25 Nov 2016
EU COMMISSION MUST ACT AS NITROGEN MANUFACTURERS PUSH THROUGH UNJUSTIFIED PRICE INCREASES – COUGHLANGrain, IFA in Brussels, Inputs
IFA Inputs Project Team Leader John Coughlan has said that leading European nitrogen manufacturers are attempting to push through unjustified further price increases in recent days for CAN and AN (ammonium nitrate) at a time when gas prices, which constitute 70% to 80% of the production, costs remain on the floor.
John Coughlan said the EU Commission must move immediately to remove anti-dumping duties on AN and customs tariffs on non-EU fertiliser imports to introduce much needed competition in the European fertiliser market as family farm incomes across all commodity sectors remain on the floor.

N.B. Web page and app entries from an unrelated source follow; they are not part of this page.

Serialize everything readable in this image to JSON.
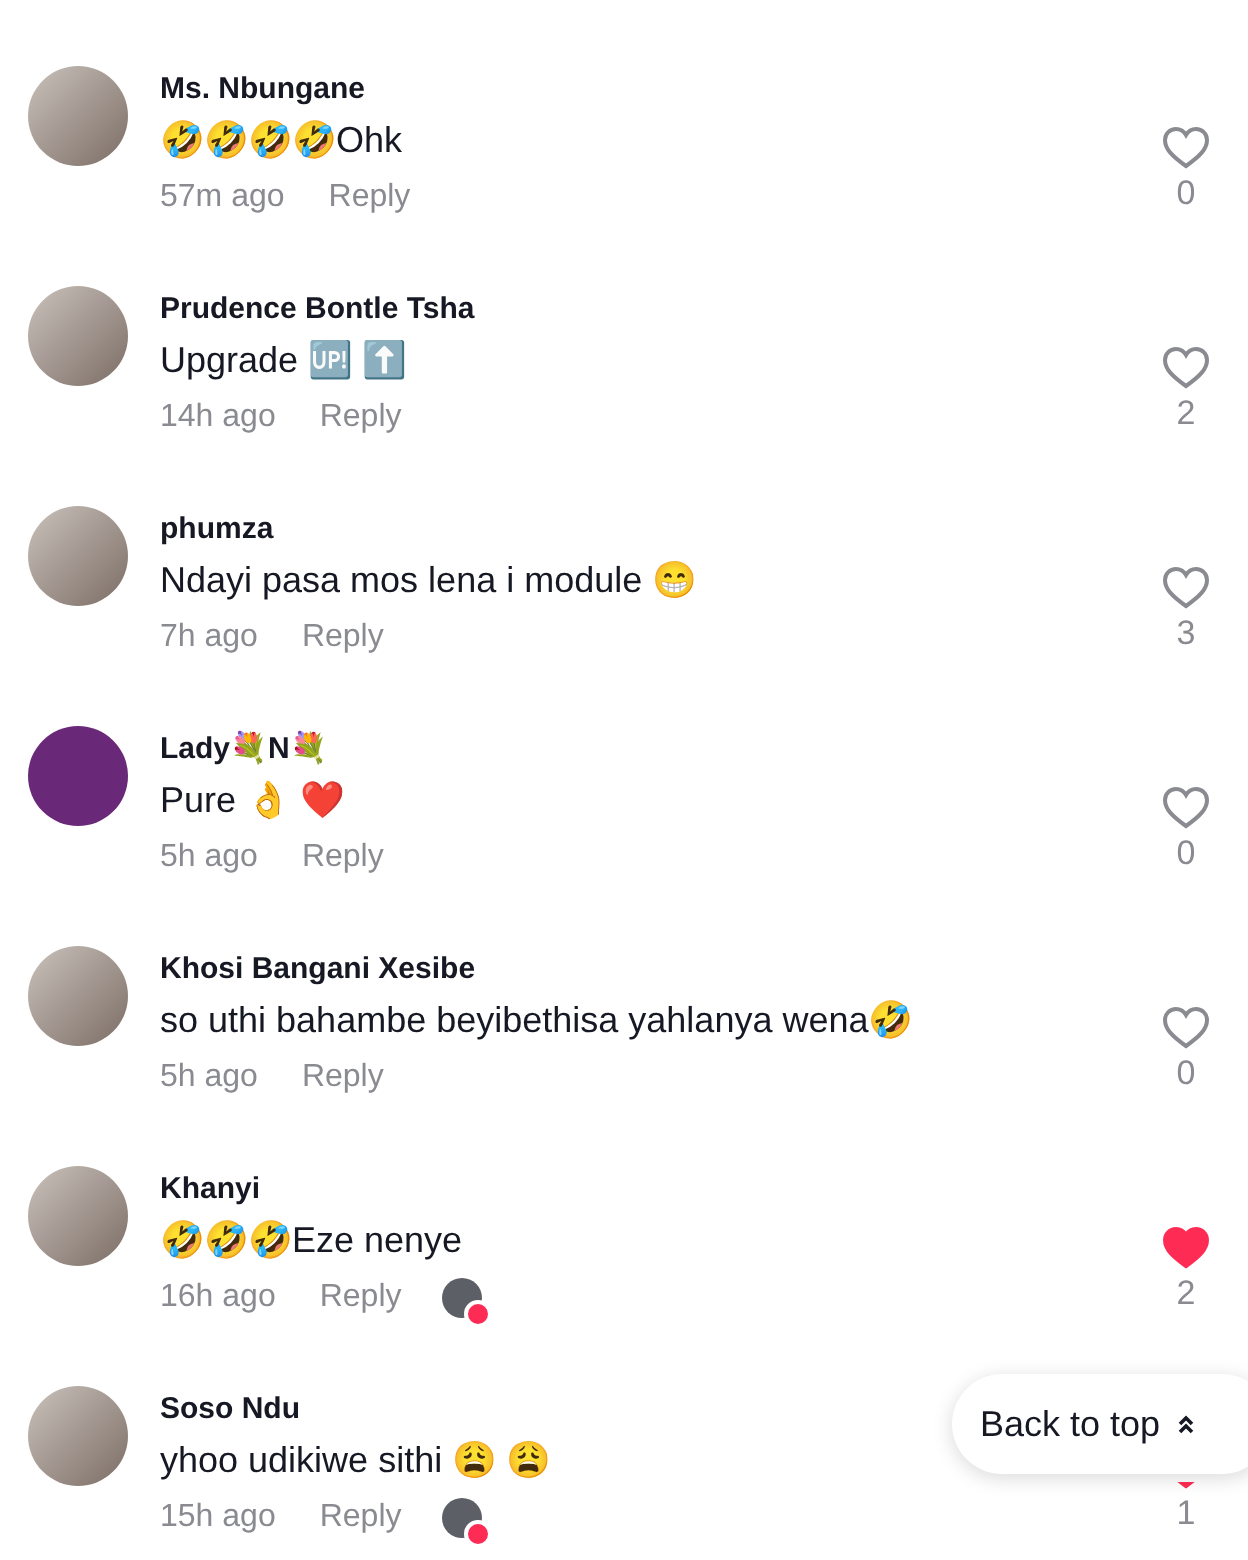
{
  "comments": [
    {
      "author": "Ms. Nbungane",
      "text": "🤣🤣🤣🤣Ohk",
      "time": "57m ago",
      "reply": "Reply",
      "liked": false,
      "likes": "0",
      "creator_liked": false,
      "kind": "photo"
    },
    {
      "author": "Prudence Bontle Tsha",
      "text": "Upgrade 🆙 ⬆️",
      "time": "14h ago",
      "reply": "Reply",
      "liked": false,
      "likes": "2",
      "creator_liked": false,
      "kind": "photo"
    },
    {
      "author": "phumza",
      "text": "Ndayi pasa mos lena i module 😁",
      "time": "7h ago",
      "reply": "Reply",
      "liked": false,
      "likes": "3",
      "creator_liked": false,
      "kind": "photo"
    },
    {
      "author": "Lady💐N💐",
      "text": "Pure 👌 ❤️",
      "time": "5h ago",
      "reply": "Reply",
      "liked": false,
      "likes": "0",
      "creator_liked": false,
      "kind": "plain",
      "color": "#6a2878"
    },
    {
      "author": "Khosi Bangani Xesibe",
      "text": "so uthi bahambe beyibethisa yahlanya wena🤣",
      "time": "5h ago",
      "reply": "Reply",
      "liked": false,
      "likes": "0",
      "creator_liked": false,
      "kind": "photo"
    },
    {
      "author": "Khanyi",
      "text": "🤣🤣🤣Eze nenye",
      "time": "16h ago",
      "reply": "Reply",
      "liked": true,
      "likes": "2",
      "creator_liked": true,
      "kind": "photo"
    },
    {
      "author": "Soso Ndu",
      "text": "yhoo udikiwe sithi 😩 😩",
      "time": "15h ago",
      "reply": "Reply",
      "liked": true,
      "likes": "1",
      "creator_liked": true,
      "kind": "photo"
    }
  ],
  "back_to_top": {
    "label": "Back to top"
  }
}
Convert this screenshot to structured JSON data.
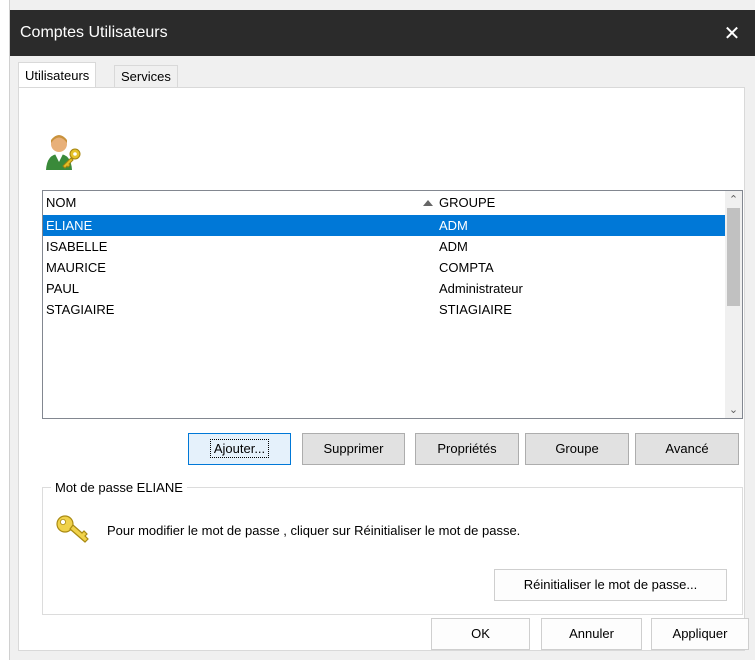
{
  "window": {
    "title": "Comptes Utilisateurs",
    "close_glyph": "✕"
  },
  "tabs": [
    {
      "label": "Utilisateurs",
      "active": true
    },
    {
      "label": "Services",
      "active": false
    }
  ],
  "icons": {
    "users": "user-key-icon",
    "password": "key-icon"
  },
  "list": {
    "columns": {
      "nom": "NOM",
      "groupe": "GROUPE"
    },
    "sort_column": "groupe",
    "rows": [
      {
        "nom": "ELIANE",
        "groupe": "ADM",
        "selected": true
      },
      {
        "nom": "ISABELLE",
        "groupe": "ADM",
        "selected": false
      },
      {
        "nom": "MAURICE",
        "groupe": "COMPTA",
        "selected": false
      },
      {
        "nom": "PAUL",
        "groupe": "Administrateur",
        "selected": false
      },
      {
        "nom": "STAGIAIRE",
        "groupe": "STIAGIAIRE",
        "selected": false
      }
    ]
  },
  "actions": {
    "add": "Ajouter...",
    "delete": "Supprimer",
    "properties": "Propriétés",
    "group": "Groupe",
    "advanced": "Avancé"
  },
  "password": {
    "group_title": "Mot de passe ELIANE",
    "instructions": "Pour modifier le mot de passe , cliquer sur  Réinitialiser le mot de passe.",
    "reset_button": "Réinitialiser le mot de passe..."
  },
  "footer": {
    "ok": "OK",
    "cancel": "Annuler",
    "apply": "Appliquer"
  },
  "colors": {
    "titlebar": "#2b2b2b",
    "selection": "#0078d7"
  }
}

“There is an onus on the EU Commission to take immediate action. Fertiliser is the third highest cost for EU farmers. In addition, major EU fertiliser manufactures have made very significant profits in recent years, which far exceed industry norms when benchmarked against other world manufacturers. This is due to the protection afforded by the imposition by the EU of customs tariffs and anti-dumping, which are in existence since 1995 – an unprecedented length of time. These tariffs and anti-dumping duties have enabled European manufacturers to set internal fertiliser prices at inflated price levels costing EU farmers, according to an IFA commissioned IFPRI report – an additional €1billion per annum.

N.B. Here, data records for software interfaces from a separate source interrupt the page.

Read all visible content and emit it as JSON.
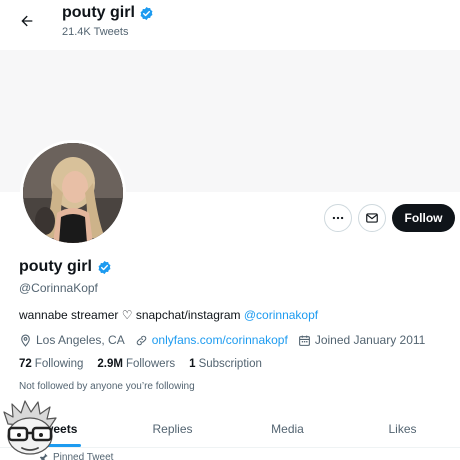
{
  "header": {
    "back_icon": "arrow-left-icon",
    "name": "pouty girl",
    "tweet_count": "21.4K Tweets",
    "verified_icon": "verified-badge-icon"
  },
  "profile": {
    "display_name": "pouty girl",
    "handle": "@CorinnaKopf",
    "bio_text": "wannabe streamer ♡ snapchat/instagram ",
    "bio_link": "@corinnakopf",
    "location": "Los Angeles, CA",
    "website": "onlyfans.com/corinnakopf",
    "joined": "Joined January 2011",
    "not_followed": "Not followed by anyone you’re following"
  },
  "stats": {
    "following_count": "72",
    "following_label": "Following",
    "followers_count": "2.9M",
    "followers_label": "Followers",
    "subscription_count": "1",
    "subscription_label": "Subscription"
  },
  "actions": {
    "more_icon": "more-dots-icon",
    "message_icon": "envelope-icon",
    "follow_label": "Follow"
  },
  "tabs": [
    {
      "label": "Tweets",
      "active": true
    },
    {
      "label": "Replies",
      "active": false
    },
    {
      "label": "Media",
      "active": false
    },
    {
      "label": "Likes",
      "active": false
    }
  ],
  "pinned": {
    "icon": "pin-icon",
    "label": "Pinned Tweet"
  },
  "colors": {
    "accent": "#1d9bf0",
    "text": "#0f1419",
    "muted": "#536471",
    "follow_bg": "#0f1419"
  }
}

“The EU fertiliser market is clearly dysfunctional as product prices do not obey the laws of supply and demand nor have they tracked the collapse in the main raw material used, namely gas.
“On foot of the latest unwarranted price increases by Yara for AN and CAN prices of €27/t and €23/t respectively, DG Competition must also instigate an investigation into the EU fertiliser industry. Major manufacturers very effectively use price signalling to indicate imminent upward price movement. IFPRI in its recent report into the operation of the EU market said that ‘Based on the observed data, prices in Western European countries actually increased by 123%, while prices in Brazil decreased by 65%; this further suggests that additional factors, such as price fixing and cartels, might be operating in highly concentrated markets such as Western Europe and calls for the need to further examine pricing behaviour and potential market power exertion in the industry.”